First Came COVID, Now the Murder Hornets Are Here

New York Times — With queens that can grow to two inches long, Asian giant hornets can use mandibles shaped like spiked shark fins to wipe out a honeybee hive in a matter of hours, decapitating the bees and flying away with the thoraxes to feed their young. For larger targets, the hornet’s potent venom and stinger — long enough to puncture a beekeeping suit — make for an excruciating combination that victims have likened to hot metal driving into their skin.

In Japan, the hornets kill up to 50 people a year. Now, for the first time, they have arrived in the United States.

I'm done predicting what the next hellish Revelation-like plague 2020 is going to unleash upon us, because it will almost surely be topped. As if the shutdown of the United States due to coronavirus wasn't bad enough, we now have murder hornets.
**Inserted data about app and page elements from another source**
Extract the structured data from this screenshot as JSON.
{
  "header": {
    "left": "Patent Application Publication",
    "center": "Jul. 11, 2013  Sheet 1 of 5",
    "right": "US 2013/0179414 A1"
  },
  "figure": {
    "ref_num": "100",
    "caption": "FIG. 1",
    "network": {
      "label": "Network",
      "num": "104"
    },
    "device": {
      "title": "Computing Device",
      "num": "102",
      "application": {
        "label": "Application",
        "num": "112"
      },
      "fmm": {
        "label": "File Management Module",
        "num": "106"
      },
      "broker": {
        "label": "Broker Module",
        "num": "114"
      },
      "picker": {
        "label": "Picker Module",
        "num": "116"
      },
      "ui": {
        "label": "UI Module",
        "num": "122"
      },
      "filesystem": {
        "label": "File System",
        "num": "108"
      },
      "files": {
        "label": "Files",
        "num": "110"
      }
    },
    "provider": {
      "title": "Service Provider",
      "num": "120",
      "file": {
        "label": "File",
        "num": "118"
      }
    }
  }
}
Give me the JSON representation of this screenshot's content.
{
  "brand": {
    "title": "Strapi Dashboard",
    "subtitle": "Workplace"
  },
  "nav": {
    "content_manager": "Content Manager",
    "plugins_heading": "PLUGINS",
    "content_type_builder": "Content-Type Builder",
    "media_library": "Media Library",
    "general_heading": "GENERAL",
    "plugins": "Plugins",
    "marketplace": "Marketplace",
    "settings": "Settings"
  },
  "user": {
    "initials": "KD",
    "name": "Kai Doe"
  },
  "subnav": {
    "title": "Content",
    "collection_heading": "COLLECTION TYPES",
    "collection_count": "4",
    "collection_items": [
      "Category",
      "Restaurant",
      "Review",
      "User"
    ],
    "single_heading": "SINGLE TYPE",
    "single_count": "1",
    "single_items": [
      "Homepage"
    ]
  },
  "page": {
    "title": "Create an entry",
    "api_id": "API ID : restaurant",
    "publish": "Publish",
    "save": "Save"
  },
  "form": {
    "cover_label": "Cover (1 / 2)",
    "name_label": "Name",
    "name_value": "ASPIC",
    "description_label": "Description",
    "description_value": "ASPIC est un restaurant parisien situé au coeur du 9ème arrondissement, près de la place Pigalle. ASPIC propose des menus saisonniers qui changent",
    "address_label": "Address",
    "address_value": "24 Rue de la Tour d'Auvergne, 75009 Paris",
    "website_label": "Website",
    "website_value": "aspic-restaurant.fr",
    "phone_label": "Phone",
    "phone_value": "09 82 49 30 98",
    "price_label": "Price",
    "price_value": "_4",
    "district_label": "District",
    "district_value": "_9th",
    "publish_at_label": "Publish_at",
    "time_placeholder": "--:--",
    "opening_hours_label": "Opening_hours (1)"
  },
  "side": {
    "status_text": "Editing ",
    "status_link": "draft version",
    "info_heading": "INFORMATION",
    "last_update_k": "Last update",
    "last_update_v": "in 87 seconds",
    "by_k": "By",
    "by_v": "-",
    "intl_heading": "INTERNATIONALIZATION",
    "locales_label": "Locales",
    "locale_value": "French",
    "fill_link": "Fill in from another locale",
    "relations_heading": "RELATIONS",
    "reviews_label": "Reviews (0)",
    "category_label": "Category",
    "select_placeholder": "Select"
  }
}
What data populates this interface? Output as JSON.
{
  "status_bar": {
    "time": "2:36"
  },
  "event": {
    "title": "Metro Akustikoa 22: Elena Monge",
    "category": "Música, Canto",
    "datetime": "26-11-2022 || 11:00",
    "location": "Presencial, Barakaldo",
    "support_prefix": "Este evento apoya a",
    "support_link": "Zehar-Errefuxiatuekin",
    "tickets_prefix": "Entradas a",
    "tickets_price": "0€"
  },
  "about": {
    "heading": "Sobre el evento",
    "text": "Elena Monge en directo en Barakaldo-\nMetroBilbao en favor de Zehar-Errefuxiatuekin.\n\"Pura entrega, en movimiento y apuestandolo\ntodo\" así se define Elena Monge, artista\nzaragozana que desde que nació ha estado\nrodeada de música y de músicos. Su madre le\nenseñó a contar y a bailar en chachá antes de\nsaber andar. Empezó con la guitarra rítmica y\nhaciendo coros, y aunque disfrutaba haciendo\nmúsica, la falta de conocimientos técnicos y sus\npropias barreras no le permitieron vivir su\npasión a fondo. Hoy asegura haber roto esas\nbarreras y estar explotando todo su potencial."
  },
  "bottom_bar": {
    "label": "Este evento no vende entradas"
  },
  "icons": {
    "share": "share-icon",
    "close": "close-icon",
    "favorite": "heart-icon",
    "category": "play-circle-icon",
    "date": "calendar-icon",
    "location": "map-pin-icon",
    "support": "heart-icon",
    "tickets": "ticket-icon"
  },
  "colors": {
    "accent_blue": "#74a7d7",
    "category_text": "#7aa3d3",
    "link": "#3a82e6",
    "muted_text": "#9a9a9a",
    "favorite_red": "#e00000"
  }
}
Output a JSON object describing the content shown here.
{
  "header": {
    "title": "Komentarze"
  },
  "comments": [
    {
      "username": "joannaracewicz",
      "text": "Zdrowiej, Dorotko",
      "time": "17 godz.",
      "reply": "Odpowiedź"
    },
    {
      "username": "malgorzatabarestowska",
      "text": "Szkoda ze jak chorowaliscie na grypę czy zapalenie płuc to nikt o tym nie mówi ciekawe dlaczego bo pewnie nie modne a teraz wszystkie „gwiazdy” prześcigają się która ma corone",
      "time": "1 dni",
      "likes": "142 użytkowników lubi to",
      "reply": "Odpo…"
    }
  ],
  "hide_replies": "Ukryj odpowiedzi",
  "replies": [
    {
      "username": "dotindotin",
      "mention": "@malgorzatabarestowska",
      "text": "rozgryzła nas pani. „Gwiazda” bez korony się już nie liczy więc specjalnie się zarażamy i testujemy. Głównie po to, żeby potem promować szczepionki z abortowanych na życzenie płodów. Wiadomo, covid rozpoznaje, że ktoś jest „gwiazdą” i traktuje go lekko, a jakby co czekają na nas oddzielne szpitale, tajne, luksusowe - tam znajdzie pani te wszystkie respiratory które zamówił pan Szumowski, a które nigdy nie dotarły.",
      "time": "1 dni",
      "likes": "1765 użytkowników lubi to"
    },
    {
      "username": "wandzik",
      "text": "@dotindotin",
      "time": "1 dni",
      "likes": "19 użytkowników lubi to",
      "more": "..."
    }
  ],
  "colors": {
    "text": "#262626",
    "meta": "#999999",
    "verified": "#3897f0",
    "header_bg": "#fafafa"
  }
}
MURDER. HORNETS.

I am terrified of bees and wasps as it is. I will run away from anything that has a stinger and I find this to be a perfectly normal fear — it's actually when I do some of my fastest running. Now I have to worry about hornets whose stings have been likened to "having red-hot thumbtacks being driven into" my flesh?

If you would have asked me four months ago what two things I would like to never come to the United States, I think it would have been difficult to come up with a better two than a pandemic disease capable of shutting down the country and murder hornets.

Possibly the only positive that could come out of this is an unbelievable rebranding opportunity for Georgia Tech. "Yellow Jackets" is a pretty good, unique college nickname, but the Georgia Tech Murder Hornets just hits different. Just tweak the Buzz logo a little bit and come up with a cool new wordmark and those jerseys will fly off the shelves.

Other than that, there's really no good news to report here. We have murder hornets now. I look forward to the next positive development this year.

Fuck you, 2020.